Excerpted data »
--------------------

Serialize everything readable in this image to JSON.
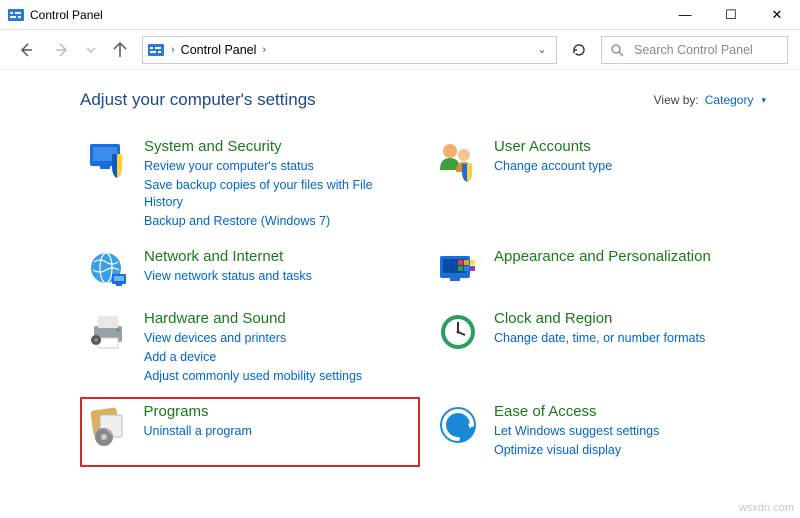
{
  "window": {
    "title": "Control Panel",
    "min_symbol": "—",
    "max_symbol": "☐",
    "close_symbol": "✕"
  },
  "nav": {
    "back_icon": "←",
    "forward_icon": "→",
    "up_icon": "↑",
    "breadcrumb_sep": "›",
    "breadcrumb": "Control Panel",
    "dropdown_symbol": "⌄",
    "refresh_symbol": "↻"
  },
  "search": {
    "placeholder": "Search Control Panel"
  },
  "header": {
    "heading": "Adjust your computer's settings",
    "viewby_label": "View by:",
    "viewby_value": "Category",
    "viewby_drop": "▾"
  },
  "categories": {
    "system": {
      "title": "System and Security",
      "links": [
        "Review your computer's status",
        "Save backup copies of your files with File History",
        "Backup and Restore (Windows 7)"
      ]
    },
    "network": {
      "title": "Network and Internet",
      "links": [
        "View network status and tasks"
      ]
    },
    "hardware": {
      "title": "Hardware and Sound",
      "links": [
        "View devices and printers",
        "Add a device",
        "Adjust commonly used mobility settings"
      ]
    },
    "programs": {
      "title": "Programs",
      "links": [
        "Uninstall a program"
      ]
    },
    "users": {
      "title": "User Accounts",
      "links": [
        "Change account type"
      ]
    },
    "appearance": {
      "title": "Appearance and Personalization",
      "links": []
    },
    "clock": {
      "title": "Clock and Region",
      "links": [
        "Change date, time, or number formats"
      ]
    },
    "ease": {
      "title": "Ease of Access",
      "links": [
        "Let Windows suggest settings",
        "Optimize visual display"
      ]
    }
  },
  "watermark": "wsxdn.com"
}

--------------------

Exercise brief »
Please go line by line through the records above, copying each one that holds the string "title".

Result of this task »
    "title": "Control Panel",
      "title": "System and Security",
      "title": "Network and Internet",
      "title": "Hardware and Sound",
      "title": "Programs",
      "title": "User Accounts",
      "title": "Appearance and Personalization",
      "title": "Clock and Region",
      "title": "Ease of Access",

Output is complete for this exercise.